The Syracuse Post Standard reported today that an Auburn, New York police officer suffered muscle wounds and injuries requiring stitches after a pit bull attacked him Sunday night. The officer had walked up a driveway on East Genesee Street to investigate some smoke coming from the back (it turned out to be a pit fire), when a large pit bull charged at him from the porch with such fury that it broke free of its tether. The dog sunk its teeth into the officer’s right arm and right upper leg before the dog’s “dog sitter” pulled the dog free of him.
After years of handling Central New York dog bite cases, I read newspaper articles like this somewhat differently than most people. I “analyze” the case from a “liability” perspective as I read. It’s a professional hazard!
But now that I am on the topic, let’s talk about the liability issues in this case. Is the dog owner, who was not home, liable to the officer? What about the dog “sitter”? Is anyone liable? After all, the dog broke free of its chain, so the owner, or the sitter, had at least taken the precaution of tying the dog up. Does it matter whether they had tried to be careful in securing the dog?
Here’s how New York dog bite liability law works: If a dog bites you, the owner is automatically (lawyers say “strictly” liable), as long as you can prove that the owner knew or should have known that the dog had “vicious propensities” (which usually means it had bitten or attacked, or indicated that it wanted to bite or attack, someone else before). Does it matter whether that they tied the dog up? No! Again, the owner is automatically liable to the dog-bite victim if he knew or should have known his dog had that kind of violent “tendency”.

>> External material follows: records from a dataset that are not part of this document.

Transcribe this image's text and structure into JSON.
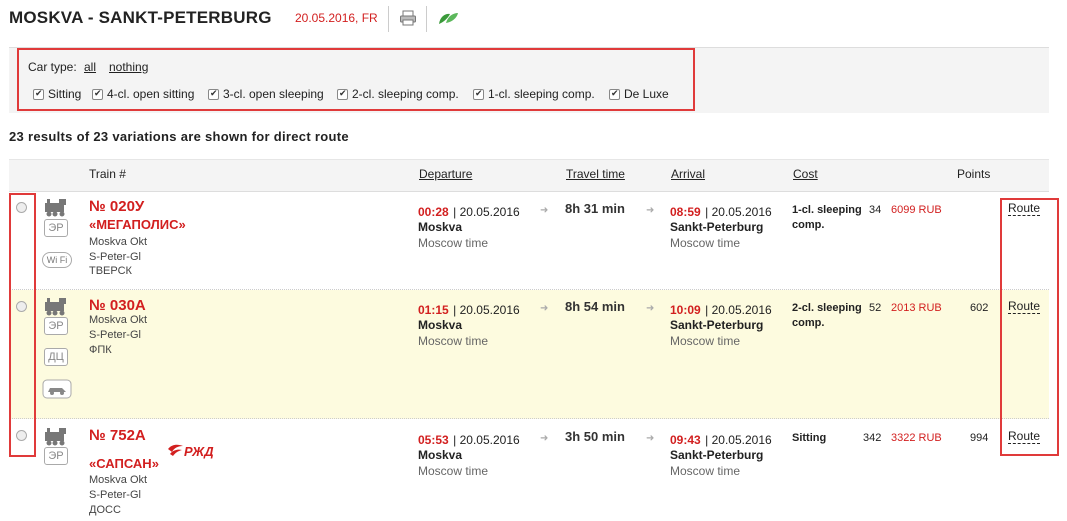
{
  "header": {
    "route": "MOSKVA - SANKT-PETERBURG",
    "date": "20.05.2016, FR"
  },
  "filter": {
    "label": "Car type:",
    "all": "all",
    "nothing": "nothing",
    "options": [
      "Sitting",
      "4-cl. open sitting",
      "3-cl. open sleeping",
      "2-cl. sleeping comp.",
      "1-cl. sleeping comp.",
      "De Luxe"
    ]
  },
  "results": "23 results of 23 variations are shown for direct route",
  "columns": {
    "train": "Train #",
    "departure": "Departure",
    "travel": "Travel time",
    "arrival": "Arrival",
    "cost": "Cost",
    "points": "Points"
  },
  "icons": {
    "er": "ЭР",
    "dc": "ДЦ",
    "wifi": "Wi Fi",
    "brand": "РЖД"
  },
  "trains": [
    {
      "number": "№ 020У",
      "name": "«МЕГАПОЛИС»",
      "from": "Moskva Okt",
      "to": "S-Peter-Gl",
      "carrier": "ТВЕРСК",
      "dep_time": "00:28",
      "dep_date": "| 20.05.2016",
      "dep_station": "Moskva",
      "dep_tz": "Moscow time",
      "travel": "8h 31 min",
      "arr_time": "08:59",
      "arr_date": "| 20.05.2016",
      "arr_station": "Sankt-Peterburg",
      "arr_tz": "Moscow time",
      "cost_type": "1-cl. sleeping comp.",
      "seats": "34",
      "price": "6099 RUB",
      "points": "",
      "route": "Route"
    },
    {
      "number": "№ 030А",
      "name": "",
      "from": "Moskva Okt",
      "to": "S-Peter-Gl",
      "carrier": "ФПК",
      "dep_time": "01:15",
      "dep_date": "| 20.05.2016",
      "dep_station": "Moskva",
      "dep_tz": "Moscow time",
      "travel": "8h 54 min",
      "arr_time": "10:09",
      "arr_date": "| 20.05.2016",
      "arr_station": "Sankt-Peterburg",
      "arr_tz": "Moscow time",
      "cost_type": "2-cl. sleeping comp.",
      "seats": "52",
      "price": "2013 RUB",
      "points": "602",
      "route": "Route"
    },
    {
      "number": "№ 752А",
      "name": "«САПСАН»",
      "from": "Moskva Okt",
      "to": "S-Peter-Gl",
      "carrier": "ДОСС",
      "dep_time": "05:53",
      "dep_date": "| 20.05.2016",
      "dep_station": "Moskva",
      "dep_tz": "Moscow time",
      "travel": "3h 50 min",
      "arr_time": "09:43",
      "arr_date": "| 20.05.2016",
      "arr_station": "Sankt-Peterburg",
      "arr_tz": "Moscow time",
      "cost_type": "Sitting",
      "seats": "342",
      "price": "3322 RUB",
      "points": "994",
      "route": "Route"
    }
  ]
}
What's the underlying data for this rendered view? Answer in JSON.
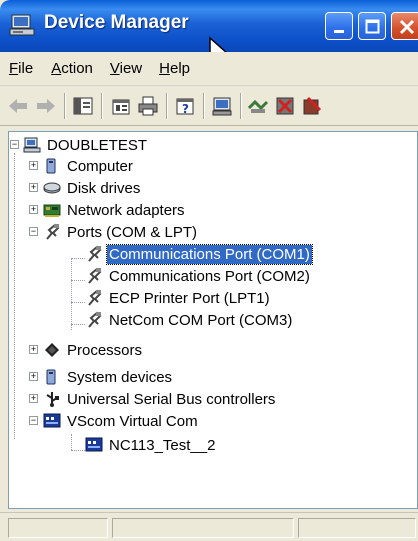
{
  "window": {
    "title": "Device Manager",
    "title_icon": "computer-icon",
    "buttons": [
      "minimize",
      "maximize",
      "close"
    ]
  },
  "menu": {
    "items": [
      {
        "label": "File",
        "mnemonic": "F",
        "rest": "ile"
      },
      {
        "label": "Action",
        "mnemonic": "A",
        "rest": "ction"
      },
      {
        "label": "View",
        "mnemonic": "V",
        "rest": "iew"
      },
      {
        "label": "Help",
        "mnemonic": "H",
        "rest": "elp"
      }
    ]
  },
  "toolbar": {
    "icons": [
      "back-arrow-icon",
      "forward-arrow-icon",
      "show-hide-tree-icon",
      "properties-icon",
      "print-icon",
      "help-icon",
      "scan-hardware-icon",
      "update-driver-icon",
      "uninstall-icon",
      "disable-icon"
    ]
  },
  "tree": {
    "root": "DOUBLETEST",
    "items": [
      {
        "label": "Computer",
        "icon": "computer-icon",
        "expanded": false
      },
      {
        "label": "Disk drives",
        "icon": "disk-drive-icon",
        "expanded": false
      },
      {
        "label": "Network adapters",
        "icon": "network-adapter-icon",
        "expanded": false
      },
      {
        "label": "Ports (COM & LPT)",
        "icon": "port-icon",
        "expanded": true
      },
      {
        "label": "Communications Port (COM1)",
        "icon": "port-icon",
        "selected": true
      },
      {
        "label": "Communications Port (COM2)",
        "icon": "port-icon"
      },
      {
        "label": "ECP Printer Port (LPT1)",
        "icon": "port-icon"
      },
      {
        "label": "NetCom COM Port (COM3)",
        "icon": "port-icon"
      },
      {
        "label": "Processors",
        "icon": "processor-icon",
        "expanded": false
      },
      {
        "label": "System devices",
        "icon": "system-devices-icon",
        "expanded": false
      },
      {
        "label": "Universal Serial Bus controllers",
        "icon": "usb-icon",
        "expanded": false
      },
      {
        "label": "VScom Virtual Com",
        "icon": "virtual-com-icon",
        "expanded": true
      },
      {
        "label": "NC113_Test__2",
        "icon": "virtual-com-icon"
      }
    ]
  },
  "colors": {
    "titlebar": "#0c4fc6",
    "selection": "#316ac5",
    "window_bg": "#ece9d8"
  }
}
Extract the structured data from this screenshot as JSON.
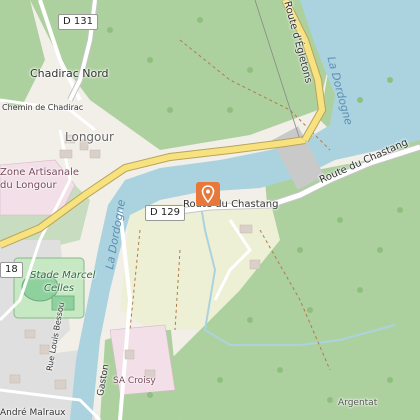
{
  "map": {
    "labels": {
      "chadirac_nord": "Chadirac Nord",
      "chemin_chadirac": "Chemin de Chadirac",
      "longour": "Longour",
      "zone_artisanale_1": "Zone Artisanale",
      "zone_artisanale_2": "du Longour",
      "stade_1": "Stade Marcel",
      "stade_2": "Celles",
      "sa_croisy": "SA Croisy",
      "argentat": "Argentat",
      "rue_louis": "Rue Louis Bessou",
      "andre_malraux": "André Malraux",
      "gaston": "Gaston",
      "route_chastang_1": "Route du Chastang",
      "route_chastang_2": "Route du Chastang",
      "route_egletons": "Route d'Égletons",
      "dordogne_1": "La Dordogne",
      "dordogne_2": "La Dordogne"
    },
    "roads": {
      "d131": "D 131",
      "d129": "D 129",
      "d18": "18"
    },
    "marker_icon": "location-pin-icon",
    "colors": {
      "water": "#aad3df",
      "forest": "#add19e",
      "road_major": "#f7e27f",
      "marker": "#e8783a"
    }
  }
}
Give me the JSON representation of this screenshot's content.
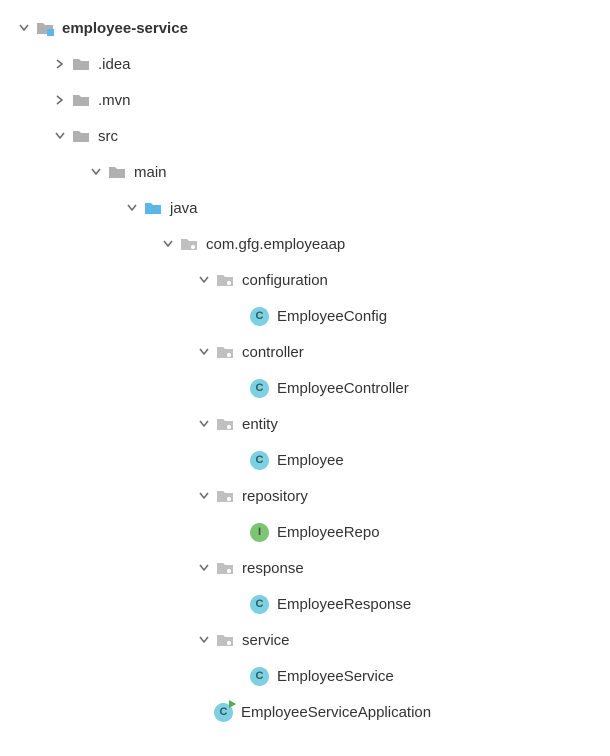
{
  "tree": {
    "root": {
      "label": "employee-service",
      "children": {
        "idea": {
          "label": ".idea"
        },
        "mvn": {
          "label": ".mvn"
        },
        "src": {
          "label": "src",
          "main": {
            "label": "main",
            "java": {
              "label": "java",
              "package": {
                "label": "com.gfg.employeaap",
                "configuration": {
                  "label": "configuration",
                  "cls": {
                    "label": "EmployeeConfig"
                  }
                },
                "controller": {
                  "label": "controller",
                  "cls": {
                    "label": "EmployeeController"
                  }
                },
                "entity": {
                  "label": "entity",
                  "cls": {
                    "label": "Employee"
                  }
                },
                "repository": {
                  "label": "repository",
                  "cls": {
                    "label": "EmployeeRepo"
                  }
                },
                "response": {
                  "label": "response",
                  "cls": {
                    "label": "EmployeeResponse"
                  }
                },
                "service": {
                  "label": "service",
                  "cls": {
                    "label": "EmployeeService"
                  }
                },
                "app": {
                  "label": "EmployeeServiceApplication"
                }
              }
            }
          }
        }
      }
    }
  },
  "glyphs": {
    "class_letter": "C",
    "interface_letter": "I"
  }
}
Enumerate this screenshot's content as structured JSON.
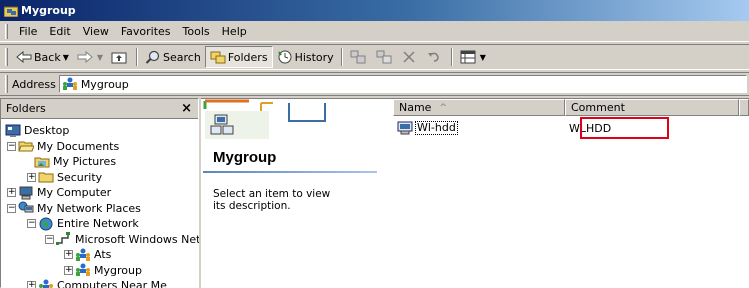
{
  "window": {
    "title": "Mygroup"
  },
  "menu": [
    "File",
    "Edit",
    "View",
    "Favorites",
    "Tools",
    "Help"
  ],
  "toolbar": {
    "back_label": "Back",
    "search_label": "Search",
    "folders_label": "Folders",
    "history_label": "History"
  },
  "address": {
    "label": "Address",
    "value": "Mygroup"
  },
  "folders_pane": {
    "title": "Folders",
    "close": "×",
    "tree": [
      {
        "label": "Desktop"
      },
      {
        "label": "My Documents"
      },
      {
        "label": "My Pictures"
      },
      {
        "label": "Security"
      },
      {
        "label": "My Computer"
      },
      {
        "label": "My Network Places"
      },
      {
        "label": "Entire Network"
      },
      {
        "label": "Microsoft Windows Netw"
      },
      {
        "label": "Ats"
      },
      {
        "label": "Mygroup"
      },
      {
        "label": "Computers Near Me"
      }
    ]
  },
  "webview": {
    "folder_title": "Mygroup",
    "description": "Select an item to view its description."
  },
  "list": {
    "columns": [
      {
        "label": "Name",
        "sort": "^"
      },
      {
        "label": "Comment"
      }
    ],
    "rows": [
      {
        "name": "Wl-hdd",
        "comment": "WLHDD"
      }
    ]
  },
  "colors": {
    "title_gradient_start": "#0a246a",
    "title_gradient_end": "#a6caf0",
    "highlight_box": "#e0001a"
  }
}
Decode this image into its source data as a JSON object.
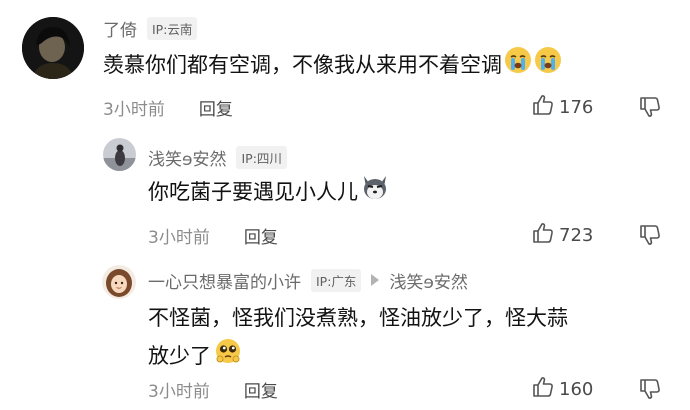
{
  "comments": [
    {
      "username": "了倚",
      "ip": "IP:云南",
      "text": "羡慕你们都有空调，不像我从来用不着空调",
      "emojis": [
        "crying-face",
        "crying-face"
      ],
      "time": "3小时前",
      "reply_label": "回复",
      "likes": "176"
    },
    {
      "username": "浅笑ɘ安然",
      "ip": "IP:四川",
      "text": "你吃菌子要遇见小人儿",
      "emojis": [
        "husky-dog"
      ],
      "time": "3小时前",
      "reply_label": "回复",
      "likes": "723"
    },
    {
      "username": "一心只想暴富的小许",
      "ip": "IP:广东",
      "reply_to": "浅笑ɘ安然",
      "text_line1": "不怪菌，怪我们没煮熟，怪油放少了，怪大蒜",
      "text_line2": "放少了",
      "emojis": [
        "pleading-face"
      ],
      "time": "3小时前",
      "reply_label": "回复",
      "likes": "160"
    }
  ],
  "colors": {
    "username": "#6b6b6b",
    "text": "#121212",
    "meta": "#8c8c8c",
    "ip_badge_bg": "#f1f1f1"
  }
}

On the other hand, the owner can lessen his liability somewhat if he can prove that the dog-bite victim was partially responsible for getting bitten. This is called the “comparative negligence” defense. If a jury agrees that the bite victim was partially responsible (for example, if he had been tormenting the dog, or got too close to it knowing that it was a mean dog), the jury can lower the verdict in proportion to the fault of the victim. For a more complete analysis on New York dog bite law, see my prior blog post on the subject .
The police officer here actually has a better New York dog attack case than you or I would. Why? Because of New York’s General Municipal Law (GML) section 205-e, a special law that protects police officers. Here, if the police officer’s lawyer can find that a State statute or local regulation regarding pit bulls, or dog leashes, or harboring dangerous dogs, was violated, he can bring a claim under GML 205-e. The good thing about GML 205-e is that the person who caused the injury by violating the regulation or statute can’t claim any “comparative negligence” against the officer. That means that even if the officer was himself partly to blame for getting bitten, the owner will be responsible for fully compensating his injuries, medical expenses, lost wages, etc.
So now you know how it feels to read a newspapers story like a New York dog bit lawyer! Aren’t you glad you don’t do this for a living?!